** What the task asks **
Below is a set of entries. Print the line that contains "Enumerate this screenshot's text" and every later line word for word, through the final one.

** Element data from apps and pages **

__________________________________________________

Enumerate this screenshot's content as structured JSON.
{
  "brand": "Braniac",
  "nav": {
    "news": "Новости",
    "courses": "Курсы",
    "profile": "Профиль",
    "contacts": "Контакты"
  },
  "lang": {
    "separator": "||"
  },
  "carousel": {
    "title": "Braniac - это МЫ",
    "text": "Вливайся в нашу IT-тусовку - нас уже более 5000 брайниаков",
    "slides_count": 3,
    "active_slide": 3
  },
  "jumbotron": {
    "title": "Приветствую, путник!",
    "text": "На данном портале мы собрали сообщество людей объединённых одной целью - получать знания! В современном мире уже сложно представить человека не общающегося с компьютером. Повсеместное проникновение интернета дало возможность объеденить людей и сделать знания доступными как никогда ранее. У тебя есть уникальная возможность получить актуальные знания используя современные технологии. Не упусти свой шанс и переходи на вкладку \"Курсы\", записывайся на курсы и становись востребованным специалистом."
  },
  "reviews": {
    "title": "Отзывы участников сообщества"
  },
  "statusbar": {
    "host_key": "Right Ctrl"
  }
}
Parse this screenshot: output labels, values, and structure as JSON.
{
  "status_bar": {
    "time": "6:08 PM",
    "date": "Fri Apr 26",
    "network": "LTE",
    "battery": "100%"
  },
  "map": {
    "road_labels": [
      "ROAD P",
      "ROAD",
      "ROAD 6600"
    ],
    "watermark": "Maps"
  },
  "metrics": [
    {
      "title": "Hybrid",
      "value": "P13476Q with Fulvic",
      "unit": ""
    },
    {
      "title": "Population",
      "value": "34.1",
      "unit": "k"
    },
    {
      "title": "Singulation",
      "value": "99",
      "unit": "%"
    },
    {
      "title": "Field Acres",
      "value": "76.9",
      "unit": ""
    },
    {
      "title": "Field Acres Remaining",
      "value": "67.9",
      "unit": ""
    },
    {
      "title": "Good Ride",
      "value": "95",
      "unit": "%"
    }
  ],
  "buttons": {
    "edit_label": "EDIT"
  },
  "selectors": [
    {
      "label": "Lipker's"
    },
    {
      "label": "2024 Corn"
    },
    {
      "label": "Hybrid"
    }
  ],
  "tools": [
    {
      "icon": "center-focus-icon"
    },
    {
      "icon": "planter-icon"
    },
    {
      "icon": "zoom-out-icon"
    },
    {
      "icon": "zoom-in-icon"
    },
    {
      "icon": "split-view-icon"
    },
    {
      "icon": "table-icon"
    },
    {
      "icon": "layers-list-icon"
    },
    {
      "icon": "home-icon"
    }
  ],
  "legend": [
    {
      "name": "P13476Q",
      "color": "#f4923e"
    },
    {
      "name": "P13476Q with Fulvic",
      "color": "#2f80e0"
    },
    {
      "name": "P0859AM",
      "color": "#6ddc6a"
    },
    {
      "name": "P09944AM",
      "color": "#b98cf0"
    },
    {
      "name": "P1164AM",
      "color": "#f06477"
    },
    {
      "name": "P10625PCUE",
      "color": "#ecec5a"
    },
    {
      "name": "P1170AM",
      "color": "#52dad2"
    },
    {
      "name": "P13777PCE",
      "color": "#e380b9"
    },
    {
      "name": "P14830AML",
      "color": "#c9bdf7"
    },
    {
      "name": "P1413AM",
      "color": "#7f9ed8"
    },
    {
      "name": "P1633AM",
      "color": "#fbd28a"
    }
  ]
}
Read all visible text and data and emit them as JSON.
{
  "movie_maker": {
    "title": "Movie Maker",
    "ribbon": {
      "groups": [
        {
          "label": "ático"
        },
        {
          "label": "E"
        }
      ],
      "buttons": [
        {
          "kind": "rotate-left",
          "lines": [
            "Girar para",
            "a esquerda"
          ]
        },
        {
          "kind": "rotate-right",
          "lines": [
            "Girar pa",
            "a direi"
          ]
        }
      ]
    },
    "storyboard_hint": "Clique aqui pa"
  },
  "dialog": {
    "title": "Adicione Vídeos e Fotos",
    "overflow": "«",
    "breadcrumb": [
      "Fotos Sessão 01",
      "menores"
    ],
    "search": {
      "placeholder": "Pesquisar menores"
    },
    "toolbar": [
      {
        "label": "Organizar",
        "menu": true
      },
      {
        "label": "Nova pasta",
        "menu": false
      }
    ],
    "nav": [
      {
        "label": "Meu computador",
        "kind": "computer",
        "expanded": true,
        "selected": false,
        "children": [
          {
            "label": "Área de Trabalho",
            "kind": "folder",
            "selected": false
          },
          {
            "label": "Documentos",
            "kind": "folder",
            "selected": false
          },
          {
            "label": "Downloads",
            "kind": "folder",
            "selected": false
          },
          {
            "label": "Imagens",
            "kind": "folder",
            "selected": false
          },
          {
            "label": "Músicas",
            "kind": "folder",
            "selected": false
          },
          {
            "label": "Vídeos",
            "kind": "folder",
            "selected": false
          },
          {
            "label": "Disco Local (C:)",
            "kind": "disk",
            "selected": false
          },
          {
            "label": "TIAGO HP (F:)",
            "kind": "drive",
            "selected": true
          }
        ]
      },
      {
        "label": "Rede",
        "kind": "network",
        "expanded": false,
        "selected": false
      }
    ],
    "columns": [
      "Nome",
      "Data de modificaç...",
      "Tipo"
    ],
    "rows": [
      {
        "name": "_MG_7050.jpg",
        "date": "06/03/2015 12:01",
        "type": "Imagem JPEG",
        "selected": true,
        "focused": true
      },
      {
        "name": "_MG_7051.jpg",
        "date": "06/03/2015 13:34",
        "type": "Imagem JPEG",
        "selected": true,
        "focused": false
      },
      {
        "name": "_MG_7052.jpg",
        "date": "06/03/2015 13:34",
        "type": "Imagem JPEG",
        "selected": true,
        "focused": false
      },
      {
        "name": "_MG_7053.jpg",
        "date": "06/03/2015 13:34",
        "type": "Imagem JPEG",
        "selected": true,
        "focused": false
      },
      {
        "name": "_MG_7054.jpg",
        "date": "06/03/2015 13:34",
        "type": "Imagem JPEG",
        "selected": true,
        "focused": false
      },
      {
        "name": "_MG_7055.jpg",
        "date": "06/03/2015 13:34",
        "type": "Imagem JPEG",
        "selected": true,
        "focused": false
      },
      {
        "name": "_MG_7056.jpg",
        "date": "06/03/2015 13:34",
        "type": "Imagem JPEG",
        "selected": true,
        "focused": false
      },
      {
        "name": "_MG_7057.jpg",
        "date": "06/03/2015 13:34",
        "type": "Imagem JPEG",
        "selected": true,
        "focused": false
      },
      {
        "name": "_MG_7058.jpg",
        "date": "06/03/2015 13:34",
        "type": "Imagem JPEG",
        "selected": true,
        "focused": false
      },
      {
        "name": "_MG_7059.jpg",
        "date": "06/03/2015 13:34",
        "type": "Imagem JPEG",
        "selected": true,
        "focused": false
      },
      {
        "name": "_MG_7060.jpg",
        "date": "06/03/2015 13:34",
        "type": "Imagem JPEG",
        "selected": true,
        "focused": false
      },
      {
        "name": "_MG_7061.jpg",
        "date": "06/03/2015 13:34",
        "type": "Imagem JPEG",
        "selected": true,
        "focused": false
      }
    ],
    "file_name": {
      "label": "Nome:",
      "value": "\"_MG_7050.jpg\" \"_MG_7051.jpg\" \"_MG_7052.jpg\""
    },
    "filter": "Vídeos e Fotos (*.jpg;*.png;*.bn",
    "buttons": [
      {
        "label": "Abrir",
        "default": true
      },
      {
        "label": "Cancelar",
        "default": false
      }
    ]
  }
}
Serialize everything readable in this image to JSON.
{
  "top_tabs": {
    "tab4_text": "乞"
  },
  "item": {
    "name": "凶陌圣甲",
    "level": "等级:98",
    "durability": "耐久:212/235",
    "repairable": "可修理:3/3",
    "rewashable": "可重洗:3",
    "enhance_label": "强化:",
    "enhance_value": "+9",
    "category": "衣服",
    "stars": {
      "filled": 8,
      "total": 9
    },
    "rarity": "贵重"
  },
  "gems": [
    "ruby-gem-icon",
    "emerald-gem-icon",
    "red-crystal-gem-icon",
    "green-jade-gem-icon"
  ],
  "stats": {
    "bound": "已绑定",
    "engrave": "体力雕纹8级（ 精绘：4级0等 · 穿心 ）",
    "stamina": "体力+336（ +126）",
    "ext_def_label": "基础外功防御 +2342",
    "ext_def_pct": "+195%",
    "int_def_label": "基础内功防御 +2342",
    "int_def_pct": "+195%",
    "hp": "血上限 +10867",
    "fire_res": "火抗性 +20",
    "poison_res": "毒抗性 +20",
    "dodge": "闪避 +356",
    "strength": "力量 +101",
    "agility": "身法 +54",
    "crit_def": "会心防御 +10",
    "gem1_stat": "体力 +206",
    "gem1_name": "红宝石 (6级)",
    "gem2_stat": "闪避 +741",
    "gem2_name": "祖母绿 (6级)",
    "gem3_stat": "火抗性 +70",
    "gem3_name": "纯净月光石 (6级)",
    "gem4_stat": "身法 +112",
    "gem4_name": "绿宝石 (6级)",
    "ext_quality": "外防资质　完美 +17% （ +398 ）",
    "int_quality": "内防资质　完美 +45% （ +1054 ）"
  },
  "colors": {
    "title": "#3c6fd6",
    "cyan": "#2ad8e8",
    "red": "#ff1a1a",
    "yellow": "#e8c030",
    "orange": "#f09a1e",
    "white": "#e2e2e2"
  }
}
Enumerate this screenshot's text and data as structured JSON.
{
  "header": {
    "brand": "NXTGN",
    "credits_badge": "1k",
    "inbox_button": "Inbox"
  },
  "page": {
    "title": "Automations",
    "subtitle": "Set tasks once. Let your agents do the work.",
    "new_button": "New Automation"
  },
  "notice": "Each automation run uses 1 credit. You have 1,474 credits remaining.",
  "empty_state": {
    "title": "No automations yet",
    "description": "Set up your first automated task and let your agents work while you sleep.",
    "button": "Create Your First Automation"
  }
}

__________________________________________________

** Exercise response **
Enumerate this screenshot's text and data as structured JSON.
{
  "header": {
    "brand": "NXTGN",
    "credits_badge": "1k",
    "inbox_button": "Inbox"
  },
  "page": {
    "title": "Automations",
    "subtitle": "Set tasks once. Let your agents do the work.",
    "new_button": "New Automation"
  },
  "notice": "Each automation run uses 1 credit. You have 1,474 credits remaining.",
  "empty_state": {
    "title": "No automations yet",
    "description": "Set up your first automated task and let your agents work while you sleep.",
    "button": "Create Your First Automation"
  }
}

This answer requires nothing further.